DATASET RECORDS:
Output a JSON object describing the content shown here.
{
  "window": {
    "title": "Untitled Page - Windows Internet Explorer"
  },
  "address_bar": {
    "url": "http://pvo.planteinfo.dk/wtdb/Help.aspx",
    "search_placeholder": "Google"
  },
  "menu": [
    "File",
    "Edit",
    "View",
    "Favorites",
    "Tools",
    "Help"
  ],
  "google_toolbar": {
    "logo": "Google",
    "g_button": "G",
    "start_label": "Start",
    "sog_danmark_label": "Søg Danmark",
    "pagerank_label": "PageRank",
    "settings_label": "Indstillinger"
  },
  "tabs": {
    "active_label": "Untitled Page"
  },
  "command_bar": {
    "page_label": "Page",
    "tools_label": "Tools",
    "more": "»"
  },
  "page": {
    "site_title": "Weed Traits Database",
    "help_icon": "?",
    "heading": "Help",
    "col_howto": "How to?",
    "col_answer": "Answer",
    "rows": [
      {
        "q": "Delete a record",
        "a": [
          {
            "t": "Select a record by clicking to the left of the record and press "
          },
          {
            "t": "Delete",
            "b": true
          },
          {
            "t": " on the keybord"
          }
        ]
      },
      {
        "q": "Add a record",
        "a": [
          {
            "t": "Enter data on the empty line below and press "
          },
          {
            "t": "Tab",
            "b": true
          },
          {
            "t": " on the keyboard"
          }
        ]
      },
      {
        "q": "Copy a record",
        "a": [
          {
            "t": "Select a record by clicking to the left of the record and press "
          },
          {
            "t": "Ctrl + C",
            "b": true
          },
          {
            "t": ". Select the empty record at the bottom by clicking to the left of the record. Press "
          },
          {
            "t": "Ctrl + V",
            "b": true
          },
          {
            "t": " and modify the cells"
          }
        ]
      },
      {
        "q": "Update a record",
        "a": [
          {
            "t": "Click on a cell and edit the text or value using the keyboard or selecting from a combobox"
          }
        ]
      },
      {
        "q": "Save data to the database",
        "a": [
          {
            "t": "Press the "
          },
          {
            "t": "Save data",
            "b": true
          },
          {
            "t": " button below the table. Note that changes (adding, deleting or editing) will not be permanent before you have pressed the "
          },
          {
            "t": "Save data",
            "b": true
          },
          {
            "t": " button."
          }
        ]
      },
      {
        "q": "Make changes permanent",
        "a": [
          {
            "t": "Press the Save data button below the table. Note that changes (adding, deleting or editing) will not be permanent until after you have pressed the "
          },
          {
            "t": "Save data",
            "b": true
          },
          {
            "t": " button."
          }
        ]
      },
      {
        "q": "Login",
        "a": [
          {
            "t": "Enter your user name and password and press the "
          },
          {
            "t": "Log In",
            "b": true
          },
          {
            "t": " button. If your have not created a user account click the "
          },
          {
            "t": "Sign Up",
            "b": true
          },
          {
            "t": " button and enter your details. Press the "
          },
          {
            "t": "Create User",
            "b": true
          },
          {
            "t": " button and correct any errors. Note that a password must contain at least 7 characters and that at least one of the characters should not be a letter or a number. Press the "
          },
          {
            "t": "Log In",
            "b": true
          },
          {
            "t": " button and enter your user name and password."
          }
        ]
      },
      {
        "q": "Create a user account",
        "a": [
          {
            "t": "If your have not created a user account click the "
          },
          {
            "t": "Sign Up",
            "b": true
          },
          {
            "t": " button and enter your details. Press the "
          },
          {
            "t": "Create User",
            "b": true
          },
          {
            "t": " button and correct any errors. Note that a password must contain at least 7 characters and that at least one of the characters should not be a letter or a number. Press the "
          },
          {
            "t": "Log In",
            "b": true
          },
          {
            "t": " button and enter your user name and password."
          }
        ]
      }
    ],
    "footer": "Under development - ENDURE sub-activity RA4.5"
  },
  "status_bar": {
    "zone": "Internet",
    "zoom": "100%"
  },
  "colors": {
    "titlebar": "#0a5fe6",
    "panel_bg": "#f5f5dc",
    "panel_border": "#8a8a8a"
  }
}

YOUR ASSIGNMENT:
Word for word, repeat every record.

SOLUTION:
Output a JSON object describing the content shown here.
{
  "window": {
    "title": "Untitled Page - Windows Internet Explorer"
  },
  "address_bar": {
    "url": "http://pvo.planteinfo.dk/wtdb/Help.aspx",
    "search_placeholder": "Google"
  },
  "menu": [
    "File",
    "Edit",
    "View",
    "Favorites",
    "Tools",
    "Help"
  ],
  "google_toolbar": {
    "logo": "Google",
    "g_button": "G",
    "start_label": "Start",
    "sog_danmark_label": "Søg Danmark",
    "pagerank_label": "PageRank",
    "settings_label": "Indstillinger"
  },
  "tabs": {
    "active_label": "Untitled Page"
  },
  "command_bar": {
    "page_label": "Page",
    "tools_label": "Tools",
    "more": "»"
  },
  "page": {
    "site_title": "Weed Traits Database",
    "help_icon": "?",
    "heading": "Help",
    "col_howto": "How to?",
    "col_answer": "Answer",
    "rows": [
      {
        "q": "Delete a record",
        "a": [
          {
            "t": "Select a record by clicking to the left of the record and press "
          },
          {
            "t": "Delete",
            "b": true
          },
          {
            "t": " on the keybord"
          }
        ]
      },
      {
        "q": "Add a record",
        "a": [
          {
            "t": "Enter data on the empty line below and press "
          },
          {
            "t": "Tab",
            "b": true
          },
          {
            "t": " on the keyboard"
          }
        ]
      },
      {
        "q": "Copy a record",
        "a": [
          {
            "t": "Select a record by clicking to the left of the record and press "
          },
          {
            "t": "Ctrl + C",
            "b": true
          },
          {
            "t": ". Select the empty record at the bottom by clicking to the left of the record. Press "
          },
          {
            "t": "Ctrl + V",
            "b": true
          },
          {
            "t": " and modify the cells"
          }
        ]
      },
      {
        "q": "Update a record",
        "a": [
          {
            "t": "Click on a cell and edit the text or value using the keyboard or selecting from a combobox"
          }
        ]
      },
      {
        "q": "Save data to the database",
        "a": [
          {
            "t": "Press the "
          },
          {
            "t": "Save data",
            "b": true
          },
          {
            "t": " button below the table. Note that changes (adding, deleting or editing) will not be permanent before you have pressed the "
          },
          {
            "t": "Save data",
            "b": true
          },
          {
            "t": " button."
          }
        ]
      },
      {
        "q": "Make changes permanent",
        "a": [
          {
            "t": "Press the Save data button below the table. Note that changes (adding, deleting or editing) will not be permanent until after you have pressed the "
          },
          {
            "t": "Save data",
            "b": true
          },
          {
            "t": " button."
          }
        ]
      },
      {
        "q": "Login",
        "a": [
          {
            "t": "Enter your user name and password and press the "
          },
          {
            "t": "Log In",
            "b": true
          },
          {
            "t": " button. If your have not created a user account click the "
          },
          {
            "t": "Sign Up",
            "b": true
          },
          {
            "t": " button and enter your details. Press the "
          },
          {
            "t": "Create User",
            "b": true
          },
          {
            "t": " button and correct any errors. Note that a password must contain at least 7 characters and that at least one of the characters should not be a letter or a number. Press the "
          },
          {
            "t": "Log In",
            "b": true
          },
          {
            "t": " button and enter your user name and password."
          }
        ]
      },
      {
        "q": "Create a user account",
        "a": [
          {
            "t": "If your have not created a user account click the "
          },
          {
            "t": "Sign Up",
            "b": true
          },
          {
            "t": " button and enter your details. Press the "
          },
          {
            "t": "Create User",
            "b": true
          },
          {
            "t": " button and correct any errors. Note that a password must contain at least 7 characters and that at least one of the characters should not be a letter or a number. Press the "
          },
          {
            "t": "Log In",
            "b": true
          },
          {
            "t": " button and enter your user name and password."
          }
        ]
      }
    ],
    "footer": "Under development - ENDURE sub-activity RA4.5"
  },
  "status_bar": {
    "zone": "Internet",
    "zoom": "100%"
  },
  "colors": {
    "titlebar": "#0a5fe6",
    "panel_bg": "#f5f5dc",
    "panel_border": "#8a8a8a"
  }
}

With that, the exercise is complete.